ST. JAMES EPISCOPAL CHURCH, PARISH HOUSE AND CEMETERY
1848-1975, current building 1976
Built in 1735 at what became the southwest corner of 51st Avenue and Broadway, St. James Church is the oldest surviving building in Elmhurst, and the City’s second oldest extant religious building. Chartered by King George III, it is a remarkable Colonial-era mission church that still retains its early 18th-century rectangular box-like form, wood shingle siding, round-arched windows, and heavy timber framing. In 1772, the building was lengthened and the main entry moved from the south side to the Broadway façade.
Prominent citizens associated with the parish included the Reverend Benjamin Moore, a president of Kings College (later Columbia College), and the Reverend Samuel Seabury, Jr., the first American Episcopal Bishop. It was also a place of worship for British officers and men during the Revolution.
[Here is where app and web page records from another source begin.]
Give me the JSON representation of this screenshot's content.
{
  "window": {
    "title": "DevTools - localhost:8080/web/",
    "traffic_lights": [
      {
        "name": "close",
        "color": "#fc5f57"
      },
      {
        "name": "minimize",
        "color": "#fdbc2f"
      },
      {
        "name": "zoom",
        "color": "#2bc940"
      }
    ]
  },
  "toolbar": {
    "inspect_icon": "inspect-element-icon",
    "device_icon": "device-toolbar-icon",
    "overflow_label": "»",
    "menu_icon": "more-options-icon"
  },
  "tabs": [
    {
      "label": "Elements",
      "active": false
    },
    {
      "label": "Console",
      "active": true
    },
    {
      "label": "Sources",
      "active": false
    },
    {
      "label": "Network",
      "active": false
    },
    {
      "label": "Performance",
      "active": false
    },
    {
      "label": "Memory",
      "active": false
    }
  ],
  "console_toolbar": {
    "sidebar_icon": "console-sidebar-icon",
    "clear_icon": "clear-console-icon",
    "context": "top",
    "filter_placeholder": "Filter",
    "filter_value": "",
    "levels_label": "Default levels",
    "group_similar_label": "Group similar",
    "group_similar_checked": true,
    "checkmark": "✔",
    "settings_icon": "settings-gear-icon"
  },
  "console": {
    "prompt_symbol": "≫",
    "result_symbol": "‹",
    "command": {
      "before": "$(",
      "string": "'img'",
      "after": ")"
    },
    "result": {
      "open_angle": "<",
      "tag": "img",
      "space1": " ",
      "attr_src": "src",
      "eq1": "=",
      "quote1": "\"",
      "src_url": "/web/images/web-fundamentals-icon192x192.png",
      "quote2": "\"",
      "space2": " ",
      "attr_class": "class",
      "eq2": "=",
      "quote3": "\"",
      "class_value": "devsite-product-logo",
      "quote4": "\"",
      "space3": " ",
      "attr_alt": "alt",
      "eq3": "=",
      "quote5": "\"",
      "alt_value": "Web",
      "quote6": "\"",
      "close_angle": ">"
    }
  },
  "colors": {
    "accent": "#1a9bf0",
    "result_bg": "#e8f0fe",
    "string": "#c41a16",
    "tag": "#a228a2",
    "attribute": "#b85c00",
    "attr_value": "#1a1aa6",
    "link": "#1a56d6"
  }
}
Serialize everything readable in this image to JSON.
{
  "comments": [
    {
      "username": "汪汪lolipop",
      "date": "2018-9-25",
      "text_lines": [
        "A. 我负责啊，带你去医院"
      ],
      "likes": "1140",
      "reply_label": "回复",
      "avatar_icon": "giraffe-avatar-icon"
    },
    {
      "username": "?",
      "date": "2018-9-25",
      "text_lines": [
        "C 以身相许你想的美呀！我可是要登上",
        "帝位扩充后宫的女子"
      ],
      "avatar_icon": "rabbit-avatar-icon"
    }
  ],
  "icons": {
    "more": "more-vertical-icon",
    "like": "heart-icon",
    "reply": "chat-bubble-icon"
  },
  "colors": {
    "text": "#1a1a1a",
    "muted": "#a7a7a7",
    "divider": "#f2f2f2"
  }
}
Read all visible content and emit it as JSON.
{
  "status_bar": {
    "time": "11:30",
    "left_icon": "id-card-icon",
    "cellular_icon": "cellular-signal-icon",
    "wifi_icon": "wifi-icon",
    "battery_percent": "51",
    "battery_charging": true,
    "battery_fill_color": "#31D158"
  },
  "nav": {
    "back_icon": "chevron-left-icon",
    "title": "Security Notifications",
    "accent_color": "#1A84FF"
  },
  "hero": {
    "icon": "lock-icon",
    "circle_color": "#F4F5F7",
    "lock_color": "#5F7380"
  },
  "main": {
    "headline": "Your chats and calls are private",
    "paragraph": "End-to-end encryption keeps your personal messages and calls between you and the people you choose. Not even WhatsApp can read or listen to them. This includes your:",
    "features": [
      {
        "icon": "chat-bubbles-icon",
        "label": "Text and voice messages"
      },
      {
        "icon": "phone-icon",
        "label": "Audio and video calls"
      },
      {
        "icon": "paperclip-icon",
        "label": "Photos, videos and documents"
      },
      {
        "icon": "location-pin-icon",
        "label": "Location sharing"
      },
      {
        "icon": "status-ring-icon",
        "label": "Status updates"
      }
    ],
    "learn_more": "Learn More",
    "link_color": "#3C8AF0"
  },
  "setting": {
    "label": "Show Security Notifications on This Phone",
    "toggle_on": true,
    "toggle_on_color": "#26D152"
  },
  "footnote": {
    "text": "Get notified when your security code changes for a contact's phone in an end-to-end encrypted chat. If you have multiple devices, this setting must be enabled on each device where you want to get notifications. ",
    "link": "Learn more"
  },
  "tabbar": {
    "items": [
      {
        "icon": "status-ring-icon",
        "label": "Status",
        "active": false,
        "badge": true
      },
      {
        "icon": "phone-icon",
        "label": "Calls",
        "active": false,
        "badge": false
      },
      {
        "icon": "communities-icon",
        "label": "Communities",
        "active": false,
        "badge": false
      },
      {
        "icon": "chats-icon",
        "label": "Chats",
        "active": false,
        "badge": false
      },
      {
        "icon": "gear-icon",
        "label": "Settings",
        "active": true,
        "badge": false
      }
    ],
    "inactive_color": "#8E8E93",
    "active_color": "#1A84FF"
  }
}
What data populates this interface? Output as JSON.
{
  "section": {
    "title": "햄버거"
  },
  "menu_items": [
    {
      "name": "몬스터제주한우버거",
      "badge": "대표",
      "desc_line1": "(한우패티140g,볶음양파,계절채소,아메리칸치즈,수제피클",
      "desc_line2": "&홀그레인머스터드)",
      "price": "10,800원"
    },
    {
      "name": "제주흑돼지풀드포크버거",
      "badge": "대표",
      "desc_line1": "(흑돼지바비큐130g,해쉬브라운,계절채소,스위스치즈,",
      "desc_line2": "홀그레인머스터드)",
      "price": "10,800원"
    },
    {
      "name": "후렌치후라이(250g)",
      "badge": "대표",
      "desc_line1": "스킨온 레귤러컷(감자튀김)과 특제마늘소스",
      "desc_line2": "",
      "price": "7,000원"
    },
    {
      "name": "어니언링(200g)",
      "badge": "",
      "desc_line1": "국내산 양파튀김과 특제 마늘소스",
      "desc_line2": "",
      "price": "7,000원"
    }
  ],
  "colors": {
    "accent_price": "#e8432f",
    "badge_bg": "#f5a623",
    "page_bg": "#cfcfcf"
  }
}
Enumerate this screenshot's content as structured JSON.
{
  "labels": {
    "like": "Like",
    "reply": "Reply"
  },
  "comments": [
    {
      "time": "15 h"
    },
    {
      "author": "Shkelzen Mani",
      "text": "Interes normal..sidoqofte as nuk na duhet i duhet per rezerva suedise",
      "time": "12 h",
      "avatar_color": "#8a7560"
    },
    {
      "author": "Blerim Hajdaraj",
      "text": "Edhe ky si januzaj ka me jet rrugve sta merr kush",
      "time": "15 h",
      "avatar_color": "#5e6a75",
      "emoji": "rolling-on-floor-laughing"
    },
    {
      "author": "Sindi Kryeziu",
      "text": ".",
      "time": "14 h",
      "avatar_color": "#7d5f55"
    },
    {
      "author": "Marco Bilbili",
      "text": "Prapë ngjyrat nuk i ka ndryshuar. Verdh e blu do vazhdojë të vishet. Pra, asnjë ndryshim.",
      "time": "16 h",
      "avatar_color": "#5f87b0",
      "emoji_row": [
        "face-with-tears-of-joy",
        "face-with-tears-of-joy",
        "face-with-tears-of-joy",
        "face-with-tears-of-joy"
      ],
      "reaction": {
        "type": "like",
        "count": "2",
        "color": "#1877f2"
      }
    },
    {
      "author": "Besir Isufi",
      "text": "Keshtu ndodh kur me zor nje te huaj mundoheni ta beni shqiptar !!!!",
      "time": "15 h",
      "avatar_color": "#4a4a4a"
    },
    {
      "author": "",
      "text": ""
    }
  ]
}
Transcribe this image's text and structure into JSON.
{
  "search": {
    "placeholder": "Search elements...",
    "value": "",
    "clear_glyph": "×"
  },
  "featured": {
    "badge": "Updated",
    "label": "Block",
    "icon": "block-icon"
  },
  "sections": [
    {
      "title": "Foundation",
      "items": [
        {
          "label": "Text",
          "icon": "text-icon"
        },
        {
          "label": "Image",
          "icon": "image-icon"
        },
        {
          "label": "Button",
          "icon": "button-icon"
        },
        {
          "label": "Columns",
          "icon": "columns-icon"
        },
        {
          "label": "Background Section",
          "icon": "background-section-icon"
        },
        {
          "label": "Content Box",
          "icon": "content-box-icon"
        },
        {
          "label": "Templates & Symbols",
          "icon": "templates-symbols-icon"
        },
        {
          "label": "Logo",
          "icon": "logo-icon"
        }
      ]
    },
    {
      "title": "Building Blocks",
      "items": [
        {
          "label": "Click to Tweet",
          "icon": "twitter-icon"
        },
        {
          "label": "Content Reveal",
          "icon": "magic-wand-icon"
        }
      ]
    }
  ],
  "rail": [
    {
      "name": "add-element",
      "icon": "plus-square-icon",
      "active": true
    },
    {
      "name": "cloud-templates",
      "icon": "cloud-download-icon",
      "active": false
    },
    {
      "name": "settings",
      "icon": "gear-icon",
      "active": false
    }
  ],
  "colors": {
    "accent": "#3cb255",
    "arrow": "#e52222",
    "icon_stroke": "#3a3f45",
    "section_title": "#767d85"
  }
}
In 1848, after a period of growth, the parish built a larger church a block away and Old Saint James Church became a chapel and later a parish hall. It was renovated and altered over the years, until 2004 when it was restored to how it appeared in the 19th century.
The new St. James Episcopal Church located in 84-07 Broadway was originally a three- story wood-frame structure with windows made in Germany. It served the community from 1848 until 1975, when it was destroyed by arson. Parishioners were only able to salvage some vestments, altar linens, and brass ornaments from the rubble, but despite the considerable losses, they were able to rebuild the following year. This site also harbors a cemetery, where some of the original settlers of Elmhurst are buried.
Photo of the first new St. James Church courtesy of the Queens Library